US Ambassador Dan Kurtzer met with Israeli Prime Minister Ariel Sharon yesterday to formally present him with a long-awaited internationally backed Mideast peace plan.
A convoy of diplomatic vehicles was seen pulling up to Sharon's house in Jerusalem yesterday afternoon and a diplomatic source confirmed that Kurtzer had arrived.
Terje Larsen, the UN envoy to the Middle East, told reporters in the West Bank town of Ramallah that the internationally backed "road map" to peace would be presented to Palestinian Prime Minister Mahmoud Abbas at 5pm (9pm Taiwan time) yesterday.
Abbas was sworn in to his post earlier yesterday.
The plan was drafted by the so-called Quartet of Mideast mediators: the US, EU, UN and Russia.
The plan calls for an immediate cease-fire, a crackdown on Palestinian militias, an Israeli withdrawal from Palestinian towns and the dismantling of Jewish settlements erected since 2001. A Palestinian state with provisional borders could be established by year's end and full statehood within three years, according to the timetable.
The release of the road map was undeterred by a Tel Aviv suicide bombing that killed at least three people and left 49 wounded and marked US President George W. Bush's most intense attempt at peacemaking since he took office more than two years ago.
Bush has pledged to put "the same amount of energy" into it as British Prime Minister Tony Blair has into the long-running Northern Ireland peace process.
"This is a priority for the president and he is committed to it," White House spokesman Ari Fleischer said.
A senior Bush administration official, speaking on condition of anonymity said: "The hope is that this will lead to real progress and the road map will act as a guidepost for the parties to work together."
Fleischer said Bush wants to stick to the deadlines outlined in the road map.
"The president wants progress to move quickly," he said.
To stick to the road map, the parties will have to act quickly.
Under the document, by May the Palestinians must implement an immediate cessation of violence and the Israelis must take steps to ease restrictions on Palestinians.
Israel must freeze all settlement activity. The Palestinians must issue an unequivocal statement reiterating Israel's right to exist in peace and security. Israel must issue a similar statement affirming its commitment to a Palestinian state living side by side with Israel.
Senior US officials believe Israel, without Iraq to worry about, has more room to take risks for peace and that the US has more credibility in pressing the Israelis to take risks.
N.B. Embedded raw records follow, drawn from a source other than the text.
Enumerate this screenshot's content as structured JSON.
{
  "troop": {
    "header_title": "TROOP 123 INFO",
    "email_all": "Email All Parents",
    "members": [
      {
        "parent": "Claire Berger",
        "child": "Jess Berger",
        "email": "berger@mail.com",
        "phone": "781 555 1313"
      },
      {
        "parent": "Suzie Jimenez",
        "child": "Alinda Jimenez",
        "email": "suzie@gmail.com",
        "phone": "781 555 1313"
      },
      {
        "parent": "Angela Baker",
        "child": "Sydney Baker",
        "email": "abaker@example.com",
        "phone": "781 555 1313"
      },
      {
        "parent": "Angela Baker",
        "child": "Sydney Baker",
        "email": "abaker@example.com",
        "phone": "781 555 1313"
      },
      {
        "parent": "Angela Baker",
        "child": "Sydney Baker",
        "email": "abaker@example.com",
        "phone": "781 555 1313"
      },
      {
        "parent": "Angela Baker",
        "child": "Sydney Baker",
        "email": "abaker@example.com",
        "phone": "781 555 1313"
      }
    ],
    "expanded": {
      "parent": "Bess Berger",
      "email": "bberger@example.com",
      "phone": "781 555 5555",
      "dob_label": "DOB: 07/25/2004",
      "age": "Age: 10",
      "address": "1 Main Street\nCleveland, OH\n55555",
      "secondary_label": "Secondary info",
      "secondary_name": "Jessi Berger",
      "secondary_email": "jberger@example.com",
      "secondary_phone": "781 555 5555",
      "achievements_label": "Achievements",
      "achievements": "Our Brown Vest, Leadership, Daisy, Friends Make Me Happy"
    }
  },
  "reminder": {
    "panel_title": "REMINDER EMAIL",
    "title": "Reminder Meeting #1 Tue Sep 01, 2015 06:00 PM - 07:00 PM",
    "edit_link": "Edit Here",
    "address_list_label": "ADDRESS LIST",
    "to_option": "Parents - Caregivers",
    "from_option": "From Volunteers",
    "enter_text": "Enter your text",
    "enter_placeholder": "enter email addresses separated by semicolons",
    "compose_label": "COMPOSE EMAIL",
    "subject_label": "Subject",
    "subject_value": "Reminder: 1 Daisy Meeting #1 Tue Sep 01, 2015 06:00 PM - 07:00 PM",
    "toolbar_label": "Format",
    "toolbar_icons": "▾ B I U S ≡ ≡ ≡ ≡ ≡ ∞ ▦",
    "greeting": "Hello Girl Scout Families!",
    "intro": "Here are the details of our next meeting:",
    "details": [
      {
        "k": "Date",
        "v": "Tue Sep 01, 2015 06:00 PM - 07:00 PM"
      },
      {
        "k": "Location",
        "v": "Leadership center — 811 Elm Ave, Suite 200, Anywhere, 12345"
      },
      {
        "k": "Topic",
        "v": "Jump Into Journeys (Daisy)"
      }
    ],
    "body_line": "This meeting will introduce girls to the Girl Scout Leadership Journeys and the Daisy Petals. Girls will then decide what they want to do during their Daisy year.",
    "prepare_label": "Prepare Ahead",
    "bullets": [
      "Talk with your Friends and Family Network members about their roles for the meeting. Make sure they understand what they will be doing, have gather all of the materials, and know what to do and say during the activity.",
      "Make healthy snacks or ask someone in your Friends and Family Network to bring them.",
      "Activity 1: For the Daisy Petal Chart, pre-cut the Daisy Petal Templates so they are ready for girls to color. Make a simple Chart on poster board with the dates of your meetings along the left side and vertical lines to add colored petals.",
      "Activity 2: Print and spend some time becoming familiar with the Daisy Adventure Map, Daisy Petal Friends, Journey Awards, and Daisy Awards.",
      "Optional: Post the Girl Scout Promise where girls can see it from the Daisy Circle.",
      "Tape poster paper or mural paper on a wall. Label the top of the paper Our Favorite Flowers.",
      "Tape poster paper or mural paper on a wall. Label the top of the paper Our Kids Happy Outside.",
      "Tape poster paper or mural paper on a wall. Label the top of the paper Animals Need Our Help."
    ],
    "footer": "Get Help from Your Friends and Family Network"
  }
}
Fleischer also announced yesterday that Bush will give a speech this evening from deck of the aircraft carrier USS Abraham Lincoln to say that major combat in Iraq has ended. But he said that Bush will neither formally declare victory nor declare the war to be over because pockets of resistance remain and some key missions are unfulfilled.
``He will address the nation just as he did at the beginning of the conflict,'' Fleischer said, adding that the White House has requested time from US TV networks to broadcast the speech.